[Web page and app entries]
————
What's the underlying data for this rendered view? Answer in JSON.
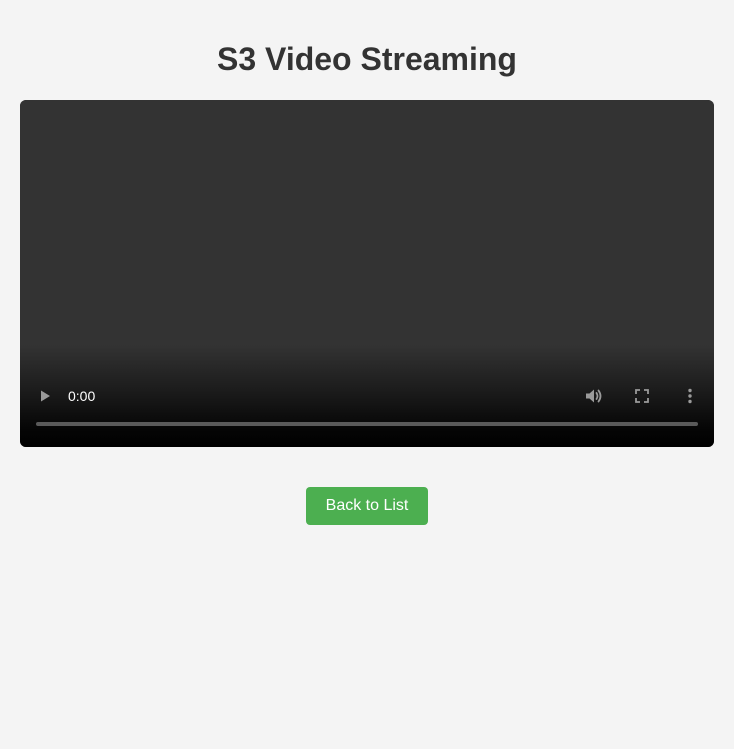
{
  "page": {
    "title": "S3 Video Streaming"
  },
  "player": {
    "current_time": "0:00",
    "progress_fraction": 0,
    "icons": {
      "play": "play-icon",
      "volume": "volume-icon",
      "fullscreen": "fullscreen-icon",
      "more": "more-options-icon"
    }
  },
  "actions": {
    "back_label": "Back to List"
  },
  "colors": {
    "background": "#f4f4f4",
    "title": "#333333",
    "video_surface": "#333333",
    "back_button": "#4caf50",
    "back_button_text": "#ffffff"
  }
}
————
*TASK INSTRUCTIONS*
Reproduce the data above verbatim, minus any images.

*OUTPUT*
What's the underlying data for this rendered view? Answer in JSON.
{
  "page": {
    "title": "S3 Video Streaming"
  },
  "player": {
    "current_time": "0:00",
    "progress_fraction": 0,
    "icons": {
      "play": "play-icon",
      "volume": "volume-icon",
      "fullscreen": "fullscreen-icon",
      "more": "more-options-icon"
    }
  },
  "actions": {
    "back_label": "Back to List"
  },
  "colors": {
    "background": "#f4f4f4",
    "title": "#333333",
    "video_surface": "#333333",
    "back_button": "#4caf50",
    "back_button_text": "#ffffff"
  }
}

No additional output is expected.